Your task is to print the listing exactly as it stands.

┌────────

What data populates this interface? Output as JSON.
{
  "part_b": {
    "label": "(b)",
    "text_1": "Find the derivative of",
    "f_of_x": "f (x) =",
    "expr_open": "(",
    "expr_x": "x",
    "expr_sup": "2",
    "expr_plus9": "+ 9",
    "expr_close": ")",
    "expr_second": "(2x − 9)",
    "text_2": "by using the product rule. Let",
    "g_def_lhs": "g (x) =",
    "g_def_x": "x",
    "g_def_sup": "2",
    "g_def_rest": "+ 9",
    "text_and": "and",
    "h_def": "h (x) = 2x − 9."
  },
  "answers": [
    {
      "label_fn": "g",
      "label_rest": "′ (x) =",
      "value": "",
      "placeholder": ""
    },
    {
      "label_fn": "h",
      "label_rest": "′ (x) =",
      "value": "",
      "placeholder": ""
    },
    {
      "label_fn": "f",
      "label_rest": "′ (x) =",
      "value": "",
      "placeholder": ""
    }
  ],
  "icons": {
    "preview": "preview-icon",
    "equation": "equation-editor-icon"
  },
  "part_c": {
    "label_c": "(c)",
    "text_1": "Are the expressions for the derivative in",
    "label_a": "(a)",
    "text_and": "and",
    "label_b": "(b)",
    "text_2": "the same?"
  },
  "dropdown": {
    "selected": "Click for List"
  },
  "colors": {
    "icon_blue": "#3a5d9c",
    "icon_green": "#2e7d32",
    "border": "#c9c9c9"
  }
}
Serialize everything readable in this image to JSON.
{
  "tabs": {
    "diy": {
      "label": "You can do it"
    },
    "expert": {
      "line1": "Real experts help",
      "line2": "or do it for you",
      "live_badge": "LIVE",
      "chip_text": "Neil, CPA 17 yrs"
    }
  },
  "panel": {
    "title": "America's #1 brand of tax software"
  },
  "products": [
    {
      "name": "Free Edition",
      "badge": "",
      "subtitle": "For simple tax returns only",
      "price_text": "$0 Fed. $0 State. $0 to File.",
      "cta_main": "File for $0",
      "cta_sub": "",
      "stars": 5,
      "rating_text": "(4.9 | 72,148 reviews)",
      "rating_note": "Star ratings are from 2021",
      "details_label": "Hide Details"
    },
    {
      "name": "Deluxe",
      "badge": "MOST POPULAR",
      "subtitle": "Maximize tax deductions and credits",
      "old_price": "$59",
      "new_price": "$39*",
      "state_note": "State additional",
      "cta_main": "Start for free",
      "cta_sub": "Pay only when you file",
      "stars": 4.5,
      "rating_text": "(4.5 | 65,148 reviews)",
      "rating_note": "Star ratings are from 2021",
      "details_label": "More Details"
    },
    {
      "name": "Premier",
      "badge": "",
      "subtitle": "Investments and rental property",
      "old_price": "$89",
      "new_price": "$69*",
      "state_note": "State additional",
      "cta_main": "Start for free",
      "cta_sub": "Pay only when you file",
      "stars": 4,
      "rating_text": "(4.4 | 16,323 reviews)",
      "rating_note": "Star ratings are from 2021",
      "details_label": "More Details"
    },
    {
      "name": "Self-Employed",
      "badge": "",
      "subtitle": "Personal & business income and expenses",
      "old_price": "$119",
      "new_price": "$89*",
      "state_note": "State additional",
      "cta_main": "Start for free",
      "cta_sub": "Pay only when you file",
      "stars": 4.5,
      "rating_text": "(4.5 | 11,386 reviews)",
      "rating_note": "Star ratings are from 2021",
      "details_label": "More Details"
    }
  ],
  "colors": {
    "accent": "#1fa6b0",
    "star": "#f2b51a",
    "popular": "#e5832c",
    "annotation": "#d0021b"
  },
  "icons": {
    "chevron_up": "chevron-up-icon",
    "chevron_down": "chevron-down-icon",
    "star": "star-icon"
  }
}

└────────

**Task response**
What data populates this interface? Output as JSON.
{
  "part_b": {
    "label": "(b)",
    "text_1": "Find the derivative of",
    "f_of_x": "f (x) =",
    "expr_open": "(",
    "expr_x": "x",
    "expr_sup": "2",
    "expr_plus9": "+ 9",
    "expr_close": ")",
    "expr_second": "(2x − 9)",
    "text_2": "by using the product rule. Let",
    "g_def_lhs": "g (x) =",
    "g_def_x": "x",
    "g_def_sup": "2",
    "g_def_rest": "+ 9",
    "text_and": "and",
    "h_def": "h (x) = 2x − 9."
  },
  "answers": [
    {
      "label_fn": "g",
      "label_rest": "′ (x) =",
      "value": "",
      "placeholder": ""
    },
    {
      "label_fn": "h",
      "label_rest": "′ (x) =",
      "value": "",
      "placeholder": ""
    },
    {
      "label_fn": "f",
      "label_rest": "′ (x) =",
      "value": "",
      "placeholder": ""
    }
  ],
  "icons": {
    "preview": "preview-icon",
    "equation": "equation-editor-icon"
  },
  "part_c": {
    "label_c": "(c)",
    "text_1": "Are the expressions for the derivative in",
    "label_a": "(a)",
    "text_and": "and",
    "label_b": "(b)",
    "text_2": "the same?"
  },
  "dropdown": {
    "selected": "Click for List"
  },
  "colors": {
    "icon_blue": "#3a5d9c",
    "icon_green": "#2e7d32",
    "border": "#c9c9c9"
  }
}
Serialize everything readable in this image to JSON.
{
  "tabs": {
    "diy": {
      "label": "You can do it"
    },
    "expert": {
      "line1": "Real experts help",
      "line2": "or do it for you",
      "live_badge": "LIVE",
      "chip_text": "Neil, CPA 17 yrs"
    }
  },
  "panel": {
    "title": "America's #1 brand of tax software"
  },
  "products": [
    {
      "name": "Free Edition",
      "badge": "",
      "subtitle": "For simple tax returns only",
      "price_text": "$0 Fed. $0 State. $0 to File.",
      "cta_main": "File for $0",
      "cta_sub": "",
      "stars": 5,
      "rating_text": "(4.9 | 72,148 reviews)",
      "rating_note": "Star ratings are from 2021",
      "details_label": "Hide Details"
    },
    {
      "name": "Deluxe",
      "badge": "MOST POPULAR",
      "subtitle": "Maximize tax deductions and credits",
      "old_price": "$59",
      "new_price": "$39*",
      "state_note": "State additional",
      "cta_main": "Start for free",
      "cta_sub": "Pay only when you file",
      "stars": 4.5,
      "rating_text": "(4.5 | 65,148 reviews)",
      "rating_note": "Star ratings are from 2021",
      "details_label": "More Details"
    },
    {
      "name": "Premier",
      "badge": "",
      "subtitle": "Investments and rental property",
      "old_price": "$89",
      "new_price": "$69*",
      "state_note": "State additional",
      "cta_main": "Start for free",
      "cta_sub": "Pay only when you file",
      "stars": 4,
      "rating_text": "(4.4 | 16,323 reviews)",
      "rating_note": "Star ratings are from 2021",
      "details_label": "More Details"
    },
    {
      "name": "Self-Employed",
      "badge": "",
      "subtitle": "Personal & business income and expenses",
      "old_price": "$119",
      "new_price": "$89*",
      "state_note": "State additional",
      "cta_main": "Start for free",
      "cta_sub": "Pay only when you file",
      "stars": 4.5,
      "rating_text": "(4.5 | 11,386 reviews)",
      "rating_note": "Star ratings are from 2021",
      "details_label": "More Details"
    }
  ],
  "colors": {
    "accent": "#1fa6b0",
    "star": "#f2b51a",
    "popular": "#e5832c",
    "annotation": "#d0021b"
  },
  "icons": {
    "chevron_up": "chevron-up-icon",
    "chevron_down": "chevron-down-icon",
    "star": "star-icon"
  }
}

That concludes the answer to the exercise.